Skip to Main Content

LIT 255/321/421/422/499 and ENGL 612 : Shakespeare: Reference Shelf

research guide for TCNJ affiliates

by category of reference...

The following Library of Congress Subject Headings (LCSH) reveal literary criticism, typically from books and book chapters. Tweaking the canned subject searches reveals even more secondary criticism published in journal articles. The key is to retain "criticism" or another subdivision as a search term (or keyword). For example, the keywords Shakespeare AND criticism if restricted to the Subject field reveal thousands of peer-reviewed articles published in Shakespeare Quarterly, Shakespeare Studies, Studies in English Literature, 1500-1900, and other journals.

Most useful LCSH:Sarah Bernhardt in Hamlet

Works by Shakespeare (primary):

Additional LCSH:

Employ LCSH in WorldCat, a "union catalog" of tens of millions of book records, to retrieve additional titles held by other libraries relevant to your Shakespeare research. Request items of interest via our interlibrary loan service.

What is a catalog?

A catalog is a "comprehensive list of the books, periodicals, maps, and other materials in a given collection, arranged in systematic order to facilitate retrieval (usually alphabetically by author, title, and/or subject). In most modern libraries, the [paper] card catalog has been converted to machine-readable bibliographic records and is available online. The purpose of a library catalog... is to offer the user a variety of approaches or access points to the information contained in the collection" (ODLIS).

Gitenstein Library's web-scale discovery service, an evolution of the online catalog (see here for a fuller discussion), continues to be your best option for finding books and e-books held by our library. It now incorporates additional source types (e.g., journal articles) from licensed databases and scholarly content from the open web.

The book titles listed below contain biographical essays and/or bibliographies (often annotated). Essays reflect scholars' collective understanding of the scholarship on Shakespeare (at the date of writing), and often introduce students to unresolved disciplinary debates. These are scholarly sources written by academics, but use them for context and secondary-source discovery. Generally it is unnecessary to cite reference works in a research paper.


Students might wish to begin their research by reading Talcott's article, "The Biographical Study of Shakespeare," published in a recent (171) volume of Shakespearean Criticism.


Find below Shakespeare companions! Note that a companion is a kind of "handbook intended to be used in connection with the study of a particular subject or field. Examples: The Cambridge Companion to Ralph Ellison and The Oxford Companion to Philosophy. This type of reference work is often an edited collection of essays" (ODLIS). Only titles published after 2000 appear on this list.




Print only:



Cambridge Companions incorporates multiple volumes on Shakespeare, ten of which are available as e-books from from Literature Online (LION).

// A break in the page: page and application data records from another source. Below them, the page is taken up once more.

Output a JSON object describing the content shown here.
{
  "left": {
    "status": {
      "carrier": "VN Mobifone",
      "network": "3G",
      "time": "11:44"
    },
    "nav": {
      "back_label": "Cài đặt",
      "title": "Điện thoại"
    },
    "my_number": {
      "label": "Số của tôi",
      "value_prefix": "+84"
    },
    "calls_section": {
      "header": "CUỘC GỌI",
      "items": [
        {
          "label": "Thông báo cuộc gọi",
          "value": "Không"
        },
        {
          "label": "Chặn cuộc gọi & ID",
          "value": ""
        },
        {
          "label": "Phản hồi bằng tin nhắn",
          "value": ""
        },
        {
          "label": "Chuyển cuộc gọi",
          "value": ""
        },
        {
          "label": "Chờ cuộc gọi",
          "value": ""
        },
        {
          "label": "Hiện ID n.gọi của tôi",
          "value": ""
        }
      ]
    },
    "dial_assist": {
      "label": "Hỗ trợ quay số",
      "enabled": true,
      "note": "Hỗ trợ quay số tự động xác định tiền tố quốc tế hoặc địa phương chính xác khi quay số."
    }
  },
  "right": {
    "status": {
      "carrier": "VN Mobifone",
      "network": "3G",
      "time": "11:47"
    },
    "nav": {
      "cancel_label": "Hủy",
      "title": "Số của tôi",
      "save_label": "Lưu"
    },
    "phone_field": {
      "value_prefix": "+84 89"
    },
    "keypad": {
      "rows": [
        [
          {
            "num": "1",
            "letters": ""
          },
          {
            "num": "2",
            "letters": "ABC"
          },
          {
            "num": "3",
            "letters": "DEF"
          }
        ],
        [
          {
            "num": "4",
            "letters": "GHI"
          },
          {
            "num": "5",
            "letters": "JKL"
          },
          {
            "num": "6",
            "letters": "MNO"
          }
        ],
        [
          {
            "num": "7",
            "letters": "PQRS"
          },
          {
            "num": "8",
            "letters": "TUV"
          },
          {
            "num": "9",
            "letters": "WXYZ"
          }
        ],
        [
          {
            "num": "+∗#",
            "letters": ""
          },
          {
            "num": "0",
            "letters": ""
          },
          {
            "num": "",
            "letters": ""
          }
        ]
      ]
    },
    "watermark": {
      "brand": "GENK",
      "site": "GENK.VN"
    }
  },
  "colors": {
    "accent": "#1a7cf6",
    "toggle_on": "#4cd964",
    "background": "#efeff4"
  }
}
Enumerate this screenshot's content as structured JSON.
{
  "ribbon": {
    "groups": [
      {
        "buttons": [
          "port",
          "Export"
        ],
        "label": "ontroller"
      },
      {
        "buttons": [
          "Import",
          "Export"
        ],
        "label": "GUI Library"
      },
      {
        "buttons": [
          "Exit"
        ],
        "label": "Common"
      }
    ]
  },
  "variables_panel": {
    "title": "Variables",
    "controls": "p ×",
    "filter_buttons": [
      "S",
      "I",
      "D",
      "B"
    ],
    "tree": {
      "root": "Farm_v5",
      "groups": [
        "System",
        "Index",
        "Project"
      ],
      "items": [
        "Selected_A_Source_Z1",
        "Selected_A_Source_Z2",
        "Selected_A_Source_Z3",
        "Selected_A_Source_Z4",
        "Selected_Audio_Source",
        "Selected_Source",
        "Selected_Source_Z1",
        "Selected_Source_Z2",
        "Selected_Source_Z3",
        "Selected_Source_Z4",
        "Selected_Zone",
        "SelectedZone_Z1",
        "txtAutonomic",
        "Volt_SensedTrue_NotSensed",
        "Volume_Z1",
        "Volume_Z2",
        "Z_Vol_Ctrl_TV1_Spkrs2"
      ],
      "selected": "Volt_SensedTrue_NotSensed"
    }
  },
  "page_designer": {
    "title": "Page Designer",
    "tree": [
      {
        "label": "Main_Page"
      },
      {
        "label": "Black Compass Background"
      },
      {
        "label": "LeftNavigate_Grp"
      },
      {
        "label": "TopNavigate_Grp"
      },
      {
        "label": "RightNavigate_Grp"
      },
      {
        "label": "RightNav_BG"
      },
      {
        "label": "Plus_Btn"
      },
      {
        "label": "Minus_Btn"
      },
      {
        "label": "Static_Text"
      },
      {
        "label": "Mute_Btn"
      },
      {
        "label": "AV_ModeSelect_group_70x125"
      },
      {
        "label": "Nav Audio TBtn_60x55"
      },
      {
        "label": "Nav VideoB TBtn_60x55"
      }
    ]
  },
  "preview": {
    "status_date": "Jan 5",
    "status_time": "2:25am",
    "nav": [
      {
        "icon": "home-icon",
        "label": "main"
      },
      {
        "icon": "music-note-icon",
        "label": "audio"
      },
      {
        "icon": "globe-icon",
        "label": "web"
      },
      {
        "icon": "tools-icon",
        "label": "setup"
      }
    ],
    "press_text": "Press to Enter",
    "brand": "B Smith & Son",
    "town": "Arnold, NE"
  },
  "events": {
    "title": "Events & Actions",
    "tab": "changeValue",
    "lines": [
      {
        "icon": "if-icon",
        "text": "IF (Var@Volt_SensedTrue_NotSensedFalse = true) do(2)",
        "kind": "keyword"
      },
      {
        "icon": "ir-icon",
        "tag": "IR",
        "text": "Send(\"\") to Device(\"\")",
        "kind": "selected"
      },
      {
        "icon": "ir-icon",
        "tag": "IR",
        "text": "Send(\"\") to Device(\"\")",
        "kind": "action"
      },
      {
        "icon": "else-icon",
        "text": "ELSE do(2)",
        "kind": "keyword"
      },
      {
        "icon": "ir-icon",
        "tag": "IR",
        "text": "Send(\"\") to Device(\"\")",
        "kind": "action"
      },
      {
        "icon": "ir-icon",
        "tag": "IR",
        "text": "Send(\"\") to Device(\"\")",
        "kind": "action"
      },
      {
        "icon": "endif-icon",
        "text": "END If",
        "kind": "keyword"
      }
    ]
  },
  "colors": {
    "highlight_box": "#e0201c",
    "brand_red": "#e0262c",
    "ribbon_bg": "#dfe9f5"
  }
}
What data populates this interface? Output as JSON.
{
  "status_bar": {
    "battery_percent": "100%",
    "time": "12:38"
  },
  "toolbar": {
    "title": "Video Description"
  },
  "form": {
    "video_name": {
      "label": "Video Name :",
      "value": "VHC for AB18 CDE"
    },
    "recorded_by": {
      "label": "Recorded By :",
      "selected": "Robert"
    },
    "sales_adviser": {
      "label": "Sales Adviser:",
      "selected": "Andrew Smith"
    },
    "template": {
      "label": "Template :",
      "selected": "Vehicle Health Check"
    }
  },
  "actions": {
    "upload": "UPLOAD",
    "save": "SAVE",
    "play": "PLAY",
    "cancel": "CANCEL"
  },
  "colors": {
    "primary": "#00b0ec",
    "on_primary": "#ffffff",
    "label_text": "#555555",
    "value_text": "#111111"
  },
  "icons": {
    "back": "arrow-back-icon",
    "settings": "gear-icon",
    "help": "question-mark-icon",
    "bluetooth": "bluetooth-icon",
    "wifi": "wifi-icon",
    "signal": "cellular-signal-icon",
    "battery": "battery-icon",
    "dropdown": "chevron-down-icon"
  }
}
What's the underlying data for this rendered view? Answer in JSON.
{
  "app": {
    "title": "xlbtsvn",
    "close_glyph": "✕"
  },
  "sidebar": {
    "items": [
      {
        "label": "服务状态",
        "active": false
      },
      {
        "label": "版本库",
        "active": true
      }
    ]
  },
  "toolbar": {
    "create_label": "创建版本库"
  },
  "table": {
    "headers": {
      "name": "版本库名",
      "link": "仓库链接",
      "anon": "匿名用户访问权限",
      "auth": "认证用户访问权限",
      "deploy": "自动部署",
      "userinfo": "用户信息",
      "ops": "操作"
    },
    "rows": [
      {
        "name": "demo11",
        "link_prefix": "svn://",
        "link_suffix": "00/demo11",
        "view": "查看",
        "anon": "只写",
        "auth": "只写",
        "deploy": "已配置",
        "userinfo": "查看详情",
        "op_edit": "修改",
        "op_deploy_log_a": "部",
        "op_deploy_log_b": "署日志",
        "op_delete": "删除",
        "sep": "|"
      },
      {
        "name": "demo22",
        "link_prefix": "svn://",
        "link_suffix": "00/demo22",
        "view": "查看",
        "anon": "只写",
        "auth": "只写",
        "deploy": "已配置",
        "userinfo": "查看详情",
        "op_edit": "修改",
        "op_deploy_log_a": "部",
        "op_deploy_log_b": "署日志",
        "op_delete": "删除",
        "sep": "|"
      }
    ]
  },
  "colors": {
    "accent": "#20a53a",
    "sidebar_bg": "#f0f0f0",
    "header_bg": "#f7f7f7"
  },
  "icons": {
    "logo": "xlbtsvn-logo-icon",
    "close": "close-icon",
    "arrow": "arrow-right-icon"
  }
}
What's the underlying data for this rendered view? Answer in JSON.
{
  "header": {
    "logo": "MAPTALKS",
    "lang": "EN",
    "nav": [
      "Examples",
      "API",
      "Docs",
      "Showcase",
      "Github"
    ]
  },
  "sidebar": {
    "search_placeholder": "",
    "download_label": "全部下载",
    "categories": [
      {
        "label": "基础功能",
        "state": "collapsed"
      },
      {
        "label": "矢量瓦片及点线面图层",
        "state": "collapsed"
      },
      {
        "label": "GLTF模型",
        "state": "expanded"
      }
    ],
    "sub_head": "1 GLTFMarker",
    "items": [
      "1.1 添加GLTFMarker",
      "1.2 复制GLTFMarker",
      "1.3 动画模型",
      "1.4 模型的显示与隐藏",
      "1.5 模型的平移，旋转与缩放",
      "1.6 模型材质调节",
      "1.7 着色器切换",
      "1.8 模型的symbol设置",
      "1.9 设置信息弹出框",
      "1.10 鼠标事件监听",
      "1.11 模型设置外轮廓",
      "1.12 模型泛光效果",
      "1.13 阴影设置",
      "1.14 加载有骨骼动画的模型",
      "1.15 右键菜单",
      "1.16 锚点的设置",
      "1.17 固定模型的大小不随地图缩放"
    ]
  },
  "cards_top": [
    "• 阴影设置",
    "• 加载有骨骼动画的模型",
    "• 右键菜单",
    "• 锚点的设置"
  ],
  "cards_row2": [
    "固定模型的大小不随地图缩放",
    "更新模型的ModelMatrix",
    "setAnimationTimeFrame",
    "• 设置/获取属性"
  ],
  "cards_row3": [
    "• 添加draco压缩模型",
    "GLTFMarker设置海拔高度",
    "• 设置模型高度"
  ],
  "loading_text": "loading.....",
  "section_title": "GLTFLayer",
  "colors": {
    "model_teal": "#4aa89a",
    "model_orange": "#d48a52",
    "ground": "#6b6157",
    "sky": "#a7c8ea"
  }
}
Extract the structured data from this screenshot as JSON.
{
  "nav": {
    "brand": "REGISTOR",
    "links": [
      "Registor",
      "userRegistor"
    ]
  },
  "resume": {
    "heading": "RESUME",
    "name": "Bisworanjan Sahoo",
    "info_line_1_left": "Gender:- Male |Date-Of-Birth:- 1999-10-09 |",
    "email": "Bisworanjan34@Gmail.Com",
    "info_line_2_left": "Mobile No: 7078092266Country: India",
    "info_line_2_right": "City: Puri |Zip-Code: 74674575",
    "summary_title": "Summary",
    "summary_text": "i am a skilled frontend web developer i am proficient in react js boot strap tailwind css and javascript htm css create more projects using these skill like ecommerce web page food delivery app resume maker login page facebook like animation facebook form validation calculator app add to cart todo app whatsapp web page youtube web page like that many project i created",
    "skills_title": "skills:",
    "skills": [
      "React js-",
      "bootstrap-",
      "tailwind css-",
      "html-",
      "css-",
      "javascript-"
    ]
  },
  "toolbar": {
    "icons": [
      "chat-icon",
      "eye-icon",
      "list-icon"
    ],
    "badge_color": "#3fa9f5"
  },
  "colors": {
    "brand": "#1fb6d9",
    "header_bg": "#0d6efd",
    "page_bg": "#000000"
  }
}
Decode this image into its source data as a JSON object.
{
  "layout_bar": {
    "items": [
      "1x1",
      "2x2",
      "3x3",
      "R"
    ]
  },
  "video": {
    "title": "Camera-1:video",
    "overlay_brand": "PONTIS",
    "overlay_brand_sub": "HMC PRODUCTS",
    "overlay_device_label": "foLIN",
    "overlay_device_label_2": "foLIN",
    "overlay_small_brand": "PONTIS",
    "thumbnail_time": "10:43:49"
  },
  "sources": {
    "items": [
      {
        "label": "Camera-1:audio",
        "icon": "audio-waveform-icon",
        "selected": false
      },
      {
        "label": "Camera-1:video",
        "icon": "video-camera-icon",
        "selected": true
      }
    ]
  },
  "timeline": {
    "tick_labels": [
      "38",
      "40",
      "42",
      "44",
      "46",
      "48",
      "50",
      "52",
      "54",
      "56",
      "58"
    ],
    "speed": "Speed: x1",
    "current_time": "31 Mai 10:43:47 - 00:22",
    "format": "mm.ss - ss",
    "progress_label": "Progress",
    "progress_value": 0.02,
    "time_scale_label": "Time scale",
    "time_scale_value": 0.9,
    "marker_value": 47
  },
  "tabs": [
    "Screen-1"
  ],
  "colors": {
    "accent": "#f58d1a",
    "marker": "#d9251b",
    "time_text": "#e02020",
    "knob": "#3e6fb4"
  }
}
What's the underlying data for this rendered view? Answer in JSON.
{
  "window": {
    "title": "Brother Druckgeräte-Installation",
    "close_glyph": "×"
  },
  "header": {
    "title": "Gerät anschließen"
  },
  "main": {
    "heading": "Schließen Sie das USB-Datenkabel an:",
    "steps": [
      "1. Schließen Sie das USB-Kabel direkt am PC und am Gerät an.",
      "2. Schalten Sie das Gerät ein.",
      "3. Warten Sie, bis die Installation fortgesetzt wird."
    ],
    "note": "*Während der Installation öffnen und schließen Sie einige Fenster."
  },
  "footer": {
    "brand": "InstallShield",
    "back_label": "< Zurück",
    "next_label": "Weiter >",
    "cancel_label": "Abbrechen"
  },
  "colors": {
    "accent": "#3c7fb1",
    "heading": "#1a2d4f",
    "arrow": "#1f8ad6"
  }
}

Print only:

Six additional Cambridge companions, listed below, are available only in print.


Facts on File



A concordance is an "alphabetically arranged index of the principal words or selected words in a text, or in the works of an author, giving the precise location of each word in the text, with a brief indication of its context. Concordances are usually devoted to very well known works, such as the Bible, or to the works of major writers (Chaucer, Shakespeare, etc.)" (ODLIS). Concordances to certain plays (e.g., Antony and Cleopatra, Coriolanus, Romeo and Juliet) are available for free online. Contact me for more information.


Print only:

A dictionary is a "single-volume or multivolume reference work containing brief explanatory entries for terms and topics related to a specific subject or field of inquiry, usually arranged alphabetically. The entries in a dictionary are usually shorter than those contained in an encyclopedia on the same subject..." (ODLIS). A few of the titles listed below are better described as glossaries.











An encyclopedia is a "book or numbered set of books containing authoritative summary information about a variety of topics in the form of short essays, usually arranged alphabetically by headword or classified in some manner. An entry may be signed or unsigned, with or without illustration or a list of references for further reading" (ODLIS).

Firefly Books:


MJF Books:


A handbook is a "single-volume reference book of compact size that provides concise factual information on a specific subject, organized systematically for quick and easy access" (ODLIS). Introductions function similarly.






Print only:



Any TCNJ student conducting Shakespeare research will find this guide helpful. Students enrolled in the following Shakespeare courses will especially benefit:

  • Gender (255)
  • Sources and Contexts (321)
  • Comedies/Histories (421)
  • Tragedies/Romances (422)
  • Divided America (499)
  • Graduate Seminar (612)

Humanities Librarian

Profile Photo
David C. Murray
TCNJ Library,
Room 216